  5. Trading

    Heikin-Ashi: A Better Candlestick

    The Heikin-Ashi technique modifies the open-high-low-close series that most candlestick charts use, thus making trends easier to spot.
  6. Trading

    Introduction to Technical Analysis Price Patterns

    How to recognize price patterns that are key to technical analysis.
  7. Trading

    Watch For These Chart Pattern Breakouts Right Now

    These stocks are near chart pattern breakout points, indicating potential trend reversals ahead.
  8. Trading

    Bullish Engulfing Candle In An Uptrend

    These four stocks are in uptrends that recently had a bullish engulfing candlestick pattern.
  9. Trading

    Identifying First Rise Patterns and What to Do With Them

    The first rise pattern marks the initial 100% retracement of a downtrend within the time frame of interest.
  10. Trading

    Stock Chart Patterns to Keep an Eye On

    Some of these stocks are exhibiting big chart patterns, so a breakout is likely to be significant.
RELATED FAQS
  1. What does the three black crows pattern mean?

    Learn the basics of the three black crows pattern and how analysts and traders interpret this bearish reversal pattern when ... Read Answer >>
  2. What are the main differences between a Doji and a Spinning Top pattern?

    Identify the differences between doji candles and spinning tops on a candlestick chart, and learn how traders look at each ... Read Answer >>
  3. What are the differences between a bar chart and candle sticks?
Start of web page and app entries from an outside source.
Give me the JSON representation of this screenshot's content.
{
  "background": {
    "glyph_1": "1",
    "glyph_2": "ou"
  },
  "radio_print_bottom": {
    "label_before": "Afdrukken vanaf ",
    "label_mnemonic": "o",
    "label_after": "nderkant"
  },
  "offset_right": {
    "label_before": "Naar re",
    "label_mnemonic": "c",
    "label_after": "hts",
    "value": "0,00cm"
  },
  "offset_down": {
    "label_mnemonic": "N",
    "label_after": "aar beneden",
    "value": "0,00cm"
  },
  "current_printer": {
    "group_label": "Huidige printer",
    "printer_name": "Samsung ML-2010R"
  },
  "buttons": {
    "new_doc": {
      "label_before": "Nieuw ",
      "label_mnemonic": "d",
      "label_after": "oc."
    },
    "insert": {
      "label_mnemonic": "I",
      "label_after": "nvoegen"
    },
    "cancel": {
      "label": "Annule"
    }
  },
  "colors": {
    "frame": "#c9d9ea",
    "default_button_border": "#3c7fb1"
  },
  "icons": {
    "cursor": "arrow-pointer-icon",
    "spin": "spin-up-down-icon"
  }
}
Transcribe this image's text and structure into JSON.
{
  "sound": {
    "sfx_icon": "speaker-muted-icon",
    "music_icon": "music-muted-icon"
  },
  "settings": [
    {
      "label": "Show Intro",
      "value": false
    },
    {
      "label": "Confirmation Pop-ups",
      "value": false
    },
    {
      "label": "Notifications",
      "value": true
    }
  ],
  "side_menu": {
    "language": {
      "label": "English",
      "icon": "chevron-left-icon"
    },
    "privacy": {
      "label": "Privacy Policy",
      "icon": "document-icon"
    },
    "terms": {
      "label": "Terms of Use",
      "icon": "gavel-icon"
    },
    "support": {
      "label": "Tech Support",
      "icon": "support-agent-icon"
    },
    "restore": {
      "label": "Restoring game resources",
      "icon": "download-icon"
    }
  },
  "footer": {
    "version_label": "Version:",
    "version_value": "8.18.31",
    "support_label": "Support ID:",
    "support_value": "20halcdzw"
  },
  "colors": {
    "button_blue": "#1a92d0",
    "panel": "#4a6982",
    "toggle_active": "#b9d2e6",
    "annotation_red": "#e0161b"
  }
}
    Explore the difference between bar and candlestick charts. Learn how technical analysts use charts in the analysis of supply ... Read Answer >>
  4. What Do You Call a Candlestick With No Shadows?

    A candlestick with no shadow is seen as a strong signal of conviction by either buyers or sellers. Read Answer >>
  5. What do the different colored candlesticks mean?

    A typical candlestick chart is composed of a series of bars, known as candles, which vary in height and color. Read Answer >>
Trading Center